The book comes to us in a translation by the indefatigable E. A. Wallis Budge, who was Keeper of the Egyptian and Assyrian Antiquities in the British Museum, and who seems to have read Arabic, Syriac, and Ethiopic as fluently as he read Egyptian hieroglyphs and Assyrian cuneiform. Dr. Boli has modernized the fussily literal translation, but the jokes themselves need no modernization. Many of the stories in the book are not really laughable; some are remarkable occurrences that happened too early to be reported in a supermarket tabloid, and some are pithily wise sayings from philosophers and kings. But there are plenty of jokes, and it does us Westerners good to see how little we differ in the fundamental things from our Eastern brethren. We have added this book to the new page of Syriac Christianity in the Eclectic Library.

The Laughable Stories collected by Mâr Gregory John Bar-Hebræus, Maphrian of the East from a.d. 1264 to 1286. The Syriac text with an English translation. By E. A. Wallis Budge. London: Luzac and Co., 1897.


“Write with confidence across documents, email, and the web,” says the advertisement. “With features that help strengthen your spelling, grammar, and style…”

Well, it sounds good so far.

“…let Microsoft Editor be your intelligent writing assistant on LinkedIn, Google docs (beta), Facebook, Gmail, and many other locations.”
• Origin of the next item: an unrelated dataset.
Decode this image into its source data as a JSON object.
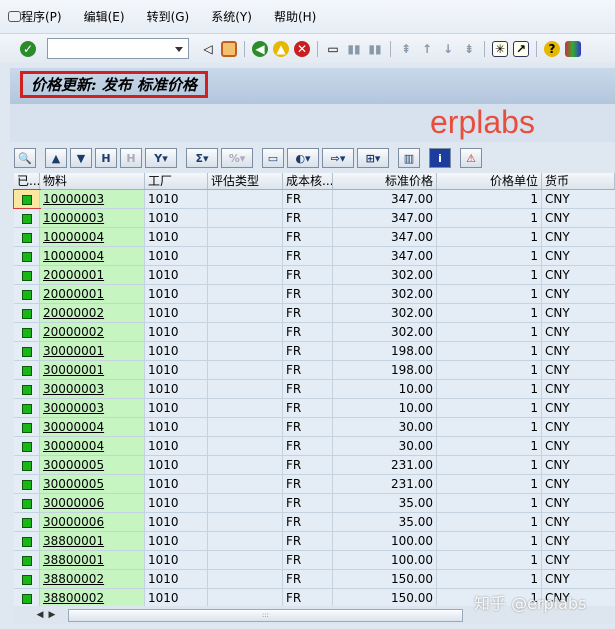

The question that comes to mind first is whether we would trust Microsoft with a red pencil.

After that, we have an observation: LinkedIn comes first. Of course LinkedIn, the Microsoft property, comes first in Microsoft World. Dr. Boli asked his secretary what LinkedIn was the first time he heard it mentioned, and his secretary helpfully explained, “LinkedIn is Facebook for boring people.”

Imagine a social network where all content goes through hours of self-censorship before it is posted, because the users know that they are really writing a permanent resumé that will be examined by every employer with even moderate computer skills. Imagine a social network where every user expects every status update to be examined not only by her current employers but also by all potential future employers, and possibly by St. Peter at the pearly gates. Imagine how dull that would be. Can you achieve such a stunning level of dullness all by yourself? Probably not. You need professional help—professional help from Microsoft.